While we take seriously our obligation to afford deference to the Secretary's reasonable interpretation of her own regulations, particularly when a complex program like Medicare is concerned, we hold that the Secretary's classification of employee FICA taxes as fringe benefits is unreasonable and inconsistent with the mandate of the Medicare statute requiring a uniform wage index.
Because we hold that the Secretary's policy of excluding employer-paid employee FICA taxes from wages is inconsistent with the mandate of § 1395ww(d)(3)(E) of the Medicare Act, we need not address Memorial's contention that the Secretary's decision changed existing policy and therefore failed to comply with the Administrative Procedures Act.
In summary, we conclude that the Secretary erred in refusing to include Memorial's employee FICA taxes as wages for the purpose of calculating the 1982 wage index for the Sarasota MSA. Accordingly, we reverse the district court's grant of summary judgment to the Secretary. Because the Secretary has stipulated that retroactive relief will be available to the appellants should we reverse the district court's judgment, we remand this matter to the district court with directions to remand it to the Secretary for the purpose of affording appellants the stipulated relief.
REVERSED and REMANDED.
1. A fiscal intermediary is a private organization, usually an insurance company, that has contracted with the Secretary to act as an agent for the HCFA. Under previous regulations, provider hospitals were required to submit annual cost reports to designated intermediaries to determine the total amount of Medicare reimbursement owed to the provider.
2. In addition, the 1982 wage index was combined with the 1984 wage index to determine payments for Medicare services rendered during the fiscal year ending in 1988.

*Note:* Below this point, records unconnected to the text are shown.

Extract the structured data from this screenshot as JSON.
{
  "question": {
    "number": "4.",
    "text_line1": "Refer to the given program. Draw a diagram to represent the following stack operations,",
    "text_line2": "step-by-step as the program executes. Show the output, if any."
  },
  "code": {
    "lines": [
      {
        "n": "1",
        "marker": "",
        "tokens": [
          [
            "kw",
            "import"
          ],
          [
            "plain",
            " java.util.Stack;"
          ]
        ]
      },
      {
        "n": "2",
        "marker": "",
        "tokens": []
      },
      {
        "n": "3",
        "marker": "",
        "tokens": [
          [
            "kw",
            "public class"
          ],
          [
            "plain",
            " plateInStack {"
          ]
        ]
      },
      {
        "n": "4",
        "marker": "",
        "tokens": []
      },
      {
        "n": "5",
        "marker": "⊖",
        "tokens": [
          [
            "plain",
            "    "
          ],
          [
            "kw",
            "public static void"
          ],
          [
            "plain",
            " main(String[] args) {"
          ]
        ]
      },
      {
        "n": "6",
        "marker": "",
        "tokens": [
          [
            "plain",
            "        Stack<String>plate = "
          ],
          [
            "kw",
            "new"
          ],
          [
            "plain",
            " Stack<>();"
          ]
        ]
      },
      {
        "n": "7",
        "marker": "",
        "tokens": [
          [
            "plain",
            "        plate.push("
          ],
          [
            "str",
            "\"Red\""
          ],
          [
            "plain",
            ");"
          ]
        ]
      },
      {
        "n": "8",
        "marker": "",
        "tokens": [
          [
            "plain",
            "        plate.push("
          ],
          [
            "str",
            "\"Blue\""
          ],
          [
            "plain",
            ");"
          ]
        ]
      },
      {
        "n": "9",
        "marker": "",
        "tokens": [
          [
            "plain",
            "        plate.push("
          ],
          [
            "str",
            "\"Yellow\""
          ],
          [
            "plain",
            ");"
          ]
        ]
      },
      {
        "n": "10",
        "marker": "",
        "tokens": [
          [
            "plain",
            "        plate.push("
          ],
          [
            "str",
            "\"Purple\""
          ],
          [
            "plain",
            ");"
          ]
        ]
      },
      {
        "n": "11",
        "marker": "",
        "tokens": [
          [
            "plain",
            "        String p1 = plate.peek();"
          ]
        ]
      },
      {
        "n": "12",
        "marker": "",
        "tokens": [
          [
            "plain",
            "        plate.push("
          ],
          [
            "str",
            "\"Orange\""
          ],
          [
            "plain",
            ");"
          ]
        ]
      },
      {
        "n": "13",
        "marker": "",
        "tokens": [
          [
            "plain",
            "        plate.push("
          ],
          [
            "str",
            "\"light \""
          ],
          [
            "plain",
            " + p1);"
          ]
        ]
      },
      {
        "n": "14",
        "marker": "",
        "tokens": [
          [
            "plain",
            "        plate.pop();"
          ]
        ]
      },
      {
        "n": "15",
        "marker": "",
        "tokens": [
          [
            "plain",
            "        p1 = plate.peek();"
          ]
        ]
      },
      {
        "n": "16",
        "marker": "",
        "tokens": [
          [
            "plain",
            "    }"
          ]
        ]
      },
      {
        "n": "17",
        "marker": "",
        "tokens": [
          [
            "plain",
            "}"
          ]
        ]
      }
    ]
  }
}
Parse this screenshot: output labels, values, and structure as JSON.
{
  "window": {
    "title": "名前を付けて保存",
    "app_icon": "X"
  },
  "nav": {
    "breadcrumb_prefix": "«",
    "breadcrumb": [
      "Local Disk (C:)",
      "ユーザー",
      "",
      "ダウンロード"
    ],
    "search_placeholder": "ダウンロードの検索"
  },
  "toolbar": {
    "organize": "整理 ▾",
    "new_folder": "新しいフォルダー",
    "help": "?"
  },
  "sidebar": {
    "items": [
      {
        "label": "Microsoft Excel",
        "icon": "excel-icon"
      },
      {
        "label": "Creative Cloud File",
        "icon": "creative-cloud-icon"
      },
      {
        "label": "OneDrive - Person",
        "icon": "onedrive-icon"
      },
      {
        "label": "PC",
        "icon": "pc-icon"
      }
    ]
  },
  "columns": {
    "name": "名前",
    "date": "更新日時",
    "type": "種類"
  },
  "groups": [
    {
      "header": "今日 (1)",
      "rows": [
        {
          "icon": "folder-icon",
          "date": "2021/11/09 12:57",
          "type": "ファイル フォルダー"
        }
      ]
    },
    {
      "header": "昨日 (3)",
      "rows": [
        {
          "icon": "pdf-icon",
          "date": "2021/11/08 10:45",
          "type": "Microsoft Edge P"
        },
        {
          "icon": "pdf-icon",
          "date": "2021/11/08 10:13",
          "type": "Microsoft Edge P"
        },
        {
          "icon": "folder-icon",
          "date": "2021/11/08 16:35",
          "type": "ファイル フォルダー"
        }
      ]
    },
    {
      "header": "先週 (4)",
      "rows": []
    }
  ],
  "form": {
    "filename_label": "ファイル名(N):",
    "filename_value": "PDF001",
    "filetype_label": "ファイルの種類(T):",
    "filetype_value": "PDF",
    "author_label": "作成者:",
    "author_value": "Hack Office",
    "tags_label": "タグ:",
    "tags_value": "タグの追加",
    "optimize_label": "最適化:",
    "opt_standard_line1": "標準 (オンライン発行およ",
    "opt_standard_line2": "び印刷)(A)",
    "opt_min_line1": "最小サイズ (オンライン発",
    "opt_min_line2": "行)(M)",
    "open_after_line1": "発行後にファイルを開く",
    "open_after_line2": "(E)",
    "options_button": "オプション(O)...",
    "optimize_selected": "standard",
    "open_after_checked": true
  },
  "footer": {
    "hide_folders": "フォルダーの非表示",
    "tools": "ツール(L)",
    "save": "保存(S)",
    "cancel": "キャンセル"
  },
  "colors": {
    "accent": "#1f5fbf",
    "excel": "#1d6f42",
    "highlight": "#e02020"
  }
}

3. In January, 1984, Memorial ceased paying its employees' share of FICA taxes because the IRS no longer permitted it to exclude employer-paid employee FICA taxes from the employees' wages for purposes of its own FICA liability. In December, 1983, Memorial, anticipating the change, gave each employee a 6.7% wage increase, in addition to usual year-end wage adjustments, to cover deductions for the employee's share of FICA.
4. Section 26 U.S.C. § 3101 mandates that the income of every employee is subject to a tax equal to a percentage of the individual's wages as defined in § 3121(a). Section 3121(a) provides: “(a) Wages.-For purposes of this chapter, the term ‘wages' means all remuneration for employment․” (emphasis added). The chapter referred to codifies the IRC provisions governing FICA taxes.
5. Although the Secretary contended at oral argument that she had historically relied upon the FICA definition of wages for Medicare purposes and therefore further relied upon the definition to resolve this dispute, the Secretary has pointed to no regulations, case law, or significant decisions to support her position. Moreover, independent research reveals no decision, other than the instant one, where the FICA definition of wages was adopted for Medicare purposes.
DUBINA, Circuit Judge: